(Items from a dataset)
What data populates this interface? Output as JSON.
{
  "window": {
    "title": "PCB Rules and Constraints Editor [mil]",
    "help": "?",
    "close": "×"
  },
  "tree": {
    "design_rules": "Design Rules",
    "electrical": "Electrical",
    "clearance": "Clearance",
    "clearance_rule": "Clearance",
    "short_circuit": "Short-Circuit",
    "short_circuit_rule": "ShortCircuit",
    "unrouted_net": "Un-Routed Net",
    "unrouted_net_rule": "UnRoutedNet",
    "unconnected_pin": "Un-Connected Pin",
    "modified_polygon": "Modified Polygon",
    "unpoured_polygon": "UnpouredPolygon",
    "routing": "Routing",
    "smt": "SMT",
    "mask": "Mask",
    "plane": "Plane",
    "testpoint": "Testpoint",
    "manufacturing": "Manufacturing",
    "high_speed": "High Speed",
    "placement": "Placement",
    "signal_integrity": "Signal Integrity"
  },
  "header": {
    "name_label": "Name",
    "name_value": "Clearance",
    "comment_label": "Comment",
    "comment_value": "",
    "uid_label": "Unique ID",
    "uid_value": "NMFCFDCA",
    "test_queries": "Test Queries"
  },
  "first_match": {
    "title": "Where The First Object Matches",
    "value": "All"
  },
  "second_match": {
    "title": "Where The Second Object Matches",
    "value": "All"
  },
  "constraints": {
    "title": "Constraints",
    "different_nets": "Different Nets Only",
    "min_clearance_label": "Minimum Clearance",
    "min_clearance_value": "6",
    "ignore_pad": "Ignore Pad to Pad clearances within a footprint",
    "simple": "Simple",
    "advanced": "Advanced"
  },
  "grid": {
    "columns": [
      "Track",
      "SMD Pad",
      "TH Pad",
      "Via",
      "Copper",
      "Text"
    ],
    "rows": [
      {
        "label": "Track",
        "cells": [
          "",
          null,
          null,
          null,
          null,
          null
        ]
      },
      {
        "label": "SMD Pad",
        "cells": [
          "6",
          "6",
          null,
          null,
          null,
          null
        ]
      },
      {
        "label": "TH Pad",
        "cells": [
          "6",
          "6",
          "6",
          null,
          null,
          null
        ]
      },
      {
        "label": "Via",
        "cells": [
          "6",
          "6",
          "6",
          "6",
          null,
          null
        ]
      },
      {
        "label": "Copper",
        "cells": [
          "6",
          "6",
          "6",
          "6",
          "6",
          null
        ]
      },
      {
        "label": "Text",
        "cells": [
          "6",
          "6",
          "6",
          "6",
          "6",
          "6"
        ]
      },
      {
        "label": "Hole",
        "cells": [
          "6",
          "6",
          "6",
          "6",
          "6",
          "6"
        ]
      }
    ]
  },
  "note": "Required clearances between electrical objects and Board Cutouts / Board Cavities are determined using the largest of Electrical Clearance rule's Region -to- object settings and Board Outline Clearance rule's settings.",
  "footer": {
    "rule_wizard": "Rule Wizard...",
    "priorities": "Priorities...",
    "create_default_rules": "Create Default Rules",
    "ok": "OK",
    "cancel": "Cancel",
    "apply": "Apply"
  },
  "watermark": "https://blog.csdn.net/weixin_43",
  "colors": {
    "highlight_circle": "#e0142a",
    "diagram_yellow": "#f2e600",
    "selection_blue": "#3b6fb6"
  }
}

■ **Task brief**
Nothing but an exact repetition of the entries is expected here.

■ **Response to the exercise**
What data populates this interface? Output as JSON.
{
  "window": {
    "title": "PCB Rules and Constraints Editor [mil]",
    "help": "?",
    "close": "×"
  },
  "tree": {
    "design_rules": "Design Rules",
    "electrical": "Electrical",
    "clearance": "Clearance",
    "clearance_rule": "Clearance",
    "short_circuit": "Short-Circuit",
    "short_circuit_rule": "ShortCircuit",
    "unrouted_net": "Un-Routed Net",
    "unrouted_net_rule": "UnRoutedNet",
    "unconnected_pin": "Un-Connected Pin",
    "modified_polygon": "Modified Polygon",
    "unpoured_polygon": "UnpouredPolygon",
    "routing": "Routing",
    "smt": "SMT",
    "mask": "Mask",
    "plane": "Plane",
    "testpoint": "Testpoint",
    "manufacturing": "Manufacturing",
    "high_speed": "High Speed",
    "placement": "Placement",
    "signal_integrity": "Signal Integrity"
  },
  "header": {
    "name_label": "Name",
    "name_value": "Clearance",
    "comment_label": "Comment",
    "comment_value": "",
    "uid_label": "Unique ID",
    "uid_value": "NMFCFDCA",
    "test_queries": "Test Queries"
  },
  "first_match": {
    "title": "Where The First Object Matches",
    "value": "All"
  },
  "second_match": {
    "title": "Where The Second Object Matches",
    "value": "All"
  },
  "constraints": {
    "title": "Constraints",
    "different_nets": "Different Nets Only",
    "min_clearance_label": "Minimum Clearance",
    "min_clearance_value": "6",
    "ignore_pad": "Ignore Pad to Pad clearances within a footprint",
    "simple": "Simple",
    "advanced": "Advanced"
  },
  "grid": {
    "columns": [
      "Track",
      "SMD Pad",
      "TH Pad",
      "Via",
      "Copper",
      "Text"
    ],
    "rows": [
      {
        "label": "Track",
        "cells": [
          "",
          null,
          null,
          null,
          null,
          null
        ]
      },
      {
        "label": "SMD Pad",
        "cells": [
          "6",
          "6",
          null,
          null,
          null,
          null
        ]
      },
      {
        "label": "TH Pad",
        "cells": [
          "6",
          "6",
          "6",
          null,
          null,
          null
        ]
      },
      {
        "label": "Via",
        "cells": [
          "6",
          "6",
          "6",
          "6",
          null,
          null
        ]
      },
      {
        "label": "Copper",
        "cells": [
          "6",
          "6",
          "6",
          "6",
          "6",
          null
        ]
      },
      {
        "label": "Text",
        "cells": [
          "6",
          "6",
          "6",
          "6",
          "6",
          "6"
        ]
      },
      {
        "label": "Hole",
        "cells": [
          "6",
          "6",
          "6",
          "6",
          "6",
          "6"
        ]
      }
    ]
  },
  "note": "Required clearances between electrical objects and Board Cutouts / Board Cavities are determined using the largest of Electrical Clearance rule's Region -to- object settings and Board Outline Clearance rule's settings.",
  "footer": {
    "rule_wizard": "Rule Wizard...",
    "priorities": "Priorities...",
    "create_default_rules": "Create Default Rules",
    "ok": "OK",
    "cancel": "Cancel",
    "apply": "Apply"
  },
  "watermark": "https://blog.csdn.net/weixin_43",
  "colors": {
    "highlight_circle": "#e0142a",
    "diagram_yellow": "#f2e600",
    "selection_blue": "#3b6fb6"
  }
}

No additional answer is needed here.